The successful environmental control of equine airway disease involves maintaining the horse’s level of exposure to irritants. The best approach lies in minimizing the horse’s exposure to such contaminants at all times. The simplest management method is to turn the horse out for as many hours in the day as possible. This can be facilitated by having a run-in shed in the pasture. When horses cannot be turned out in this way, managing the indoor air quality becomes critical.

Hay is the single most common source of mold spores for the horse. All hay will have some mold spores present. There are many types of mold living on the hay as it grows in the field. These spores come from what are typically referred to as “field fungi” and are usually large and do not have a good chance of getting into the lower airways. The spores that are more dangerous are smaller and more easily inhaled, traveling deep into the horse’s lungs. The highest exposures to mold are associated with hay that has been baled damp, as can happen after a rainy summer. The high moisture content influences the microflora in the bales and metabolic activity of the organisms causes the bales to heat. The molds that thrive in this high moisture and heat are very prolific.

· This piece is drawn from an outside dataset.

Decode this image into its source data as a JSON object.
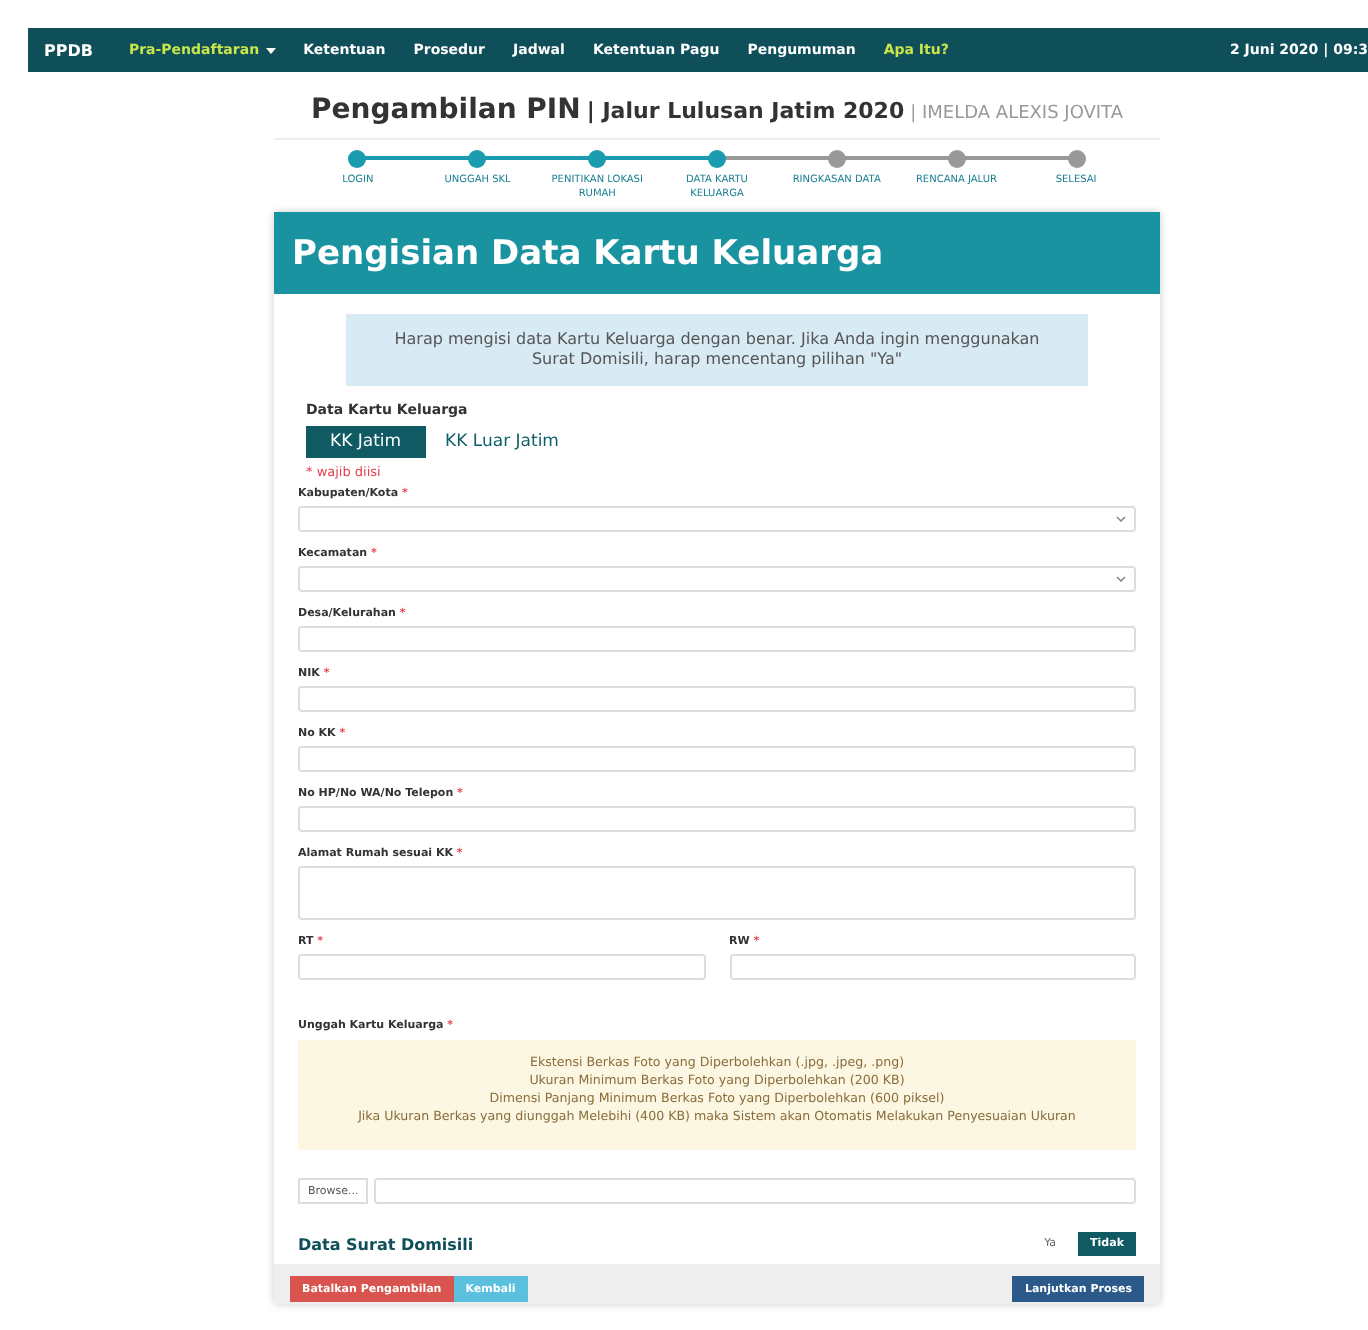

The soaking of hay is a time-proven method of minimizing the horse’s exposure to mold spores. However, feeding soaked poor-quality hay to horses cannot be condoned. As hay that falls to the floor dries, the spores can again become airborne to be inhaled by the horse. Furthermore, even though the spores are not inhaled from soaked hay, they are still ingested along with any toxins present. Molds produce secondary metabolites called mycotoxins, which if present in large enough amounts can cause health problems. Mycotoxins may contribute to reproductive, immunological, respiratory, gastrointestinal and other disorders in livestock, including horses. Some studies have shown the presence of potentially significant levels of mycotoxins in hay being fed to horses. This was in hay that owners were happy with, based on visual inspection.

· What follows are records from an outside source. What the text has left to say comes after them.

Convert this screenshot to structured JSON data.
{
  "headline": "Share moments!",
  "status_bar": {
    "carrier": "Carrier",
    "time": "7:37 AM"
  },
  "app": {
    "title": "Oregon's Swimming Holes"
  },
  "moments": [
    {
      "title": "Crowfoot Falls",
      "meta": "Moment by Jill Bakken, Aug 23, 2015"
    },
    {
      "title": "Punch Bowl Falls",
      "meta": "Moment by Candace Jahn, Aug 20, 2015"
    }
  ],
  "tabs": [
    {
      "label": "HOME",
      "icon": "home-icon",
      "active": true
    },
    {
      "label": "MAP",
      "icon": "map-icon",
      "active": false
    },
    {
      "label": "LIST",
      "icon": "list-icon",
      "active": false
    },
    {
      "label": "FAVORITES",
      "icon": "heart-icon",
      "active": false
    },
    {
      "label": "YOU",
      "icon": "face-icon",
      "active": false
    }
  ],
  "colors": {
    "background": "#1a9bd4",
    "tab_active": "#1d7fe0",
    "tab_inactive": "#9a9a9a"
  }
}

Alternatives to hay such as alfalfa cubes or haylage can be fed whenever the hay quality is in question. Haylage is mature grass or legume that is baled with a high moisture content but sealed in airtight plastic bags. As fermentation occurs, the pH becomes lower. These acidic conditions inhibit mold growth as long as the bags are airtight. When the bags are opened, the haylage should be fed within two to three days as this product molds very quickly once it has been exposed to air. Broken or damaged bags should not be used. Treated chaffed hay and straw and complete cubed diets also offer alternatives to feeding hay. These products are convenient and usually effective in minimizing respiratory disease.